:: AIM OF THE TASK ::
Report every line of the records beneath this task that holds the string "slag".

⟨

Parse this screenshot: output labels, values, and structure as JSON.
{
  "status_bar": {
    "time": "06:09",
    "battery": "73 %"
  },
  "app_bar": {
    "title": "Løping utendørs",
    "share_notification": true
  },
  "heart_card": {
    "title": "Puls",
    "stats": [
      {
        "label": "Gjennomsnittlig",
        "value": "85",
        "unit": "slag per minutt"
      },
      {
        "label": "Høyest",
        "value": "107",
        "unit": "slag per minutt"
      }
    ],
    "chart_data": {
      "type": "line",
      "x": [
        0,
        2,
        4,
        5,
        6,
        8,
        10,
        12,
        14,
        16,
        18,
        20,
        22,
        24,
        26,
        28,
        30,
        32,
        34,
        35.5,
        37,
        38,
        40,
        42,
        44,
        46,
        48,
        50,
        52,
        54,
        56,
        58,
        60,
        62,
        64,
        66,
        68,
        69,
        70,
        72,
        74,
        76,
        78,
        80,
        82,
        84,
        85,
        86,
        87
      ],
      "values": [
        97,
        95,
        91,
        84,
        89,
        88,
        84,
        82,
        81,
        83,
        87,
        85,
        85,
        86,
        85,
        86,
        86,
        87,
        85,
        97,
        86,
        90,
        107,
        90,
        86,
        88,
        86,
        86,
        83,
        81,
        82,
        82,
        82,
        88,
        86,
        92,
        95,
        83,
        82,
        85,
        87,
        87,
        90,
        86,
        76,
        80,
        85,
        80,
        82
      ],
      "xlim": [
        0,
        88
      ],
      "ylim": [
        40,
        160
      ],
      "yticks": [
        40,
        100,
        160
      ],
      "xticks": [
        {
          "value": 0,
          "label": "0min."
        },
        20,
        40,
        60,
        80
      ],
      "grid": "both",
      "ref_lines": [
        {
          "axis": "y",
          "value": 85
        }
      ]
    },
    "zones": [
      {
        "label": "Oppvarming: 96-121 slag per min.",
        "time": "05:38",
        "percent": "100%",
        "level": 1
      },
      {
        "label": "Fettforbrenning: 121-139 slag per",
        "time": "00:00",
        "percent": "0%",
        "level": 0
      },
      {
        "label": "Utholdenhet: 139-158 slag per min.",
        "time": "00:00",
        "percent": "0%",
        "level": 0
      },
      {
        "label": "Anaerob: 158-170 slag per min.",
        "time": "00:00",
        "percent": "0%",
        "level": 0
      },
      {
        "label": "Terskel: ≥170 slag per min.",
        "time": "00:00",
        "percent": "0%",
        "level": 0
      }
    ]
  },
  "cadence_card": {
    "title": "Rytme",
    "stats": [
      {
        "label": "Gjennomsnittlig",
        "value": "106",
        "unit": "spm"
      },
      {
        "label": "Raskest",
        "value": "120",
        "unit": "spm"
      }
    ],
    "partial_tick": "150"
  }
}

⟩

:: YOUR SOLUTION ::
        "unit": "slag per minutt"
        "unit": "slag per minutt"
        "label": "Oppvarming: 96-121 slag per min.",
        "label": "Fettforbrenning: 121-139 slag per",
        "label": "Utholdenhet: 139-158 slag per min.",
        "label": "Anaerob: 158-170 slag per min.",
        "label": "Terskel: ≥170 slag per min.",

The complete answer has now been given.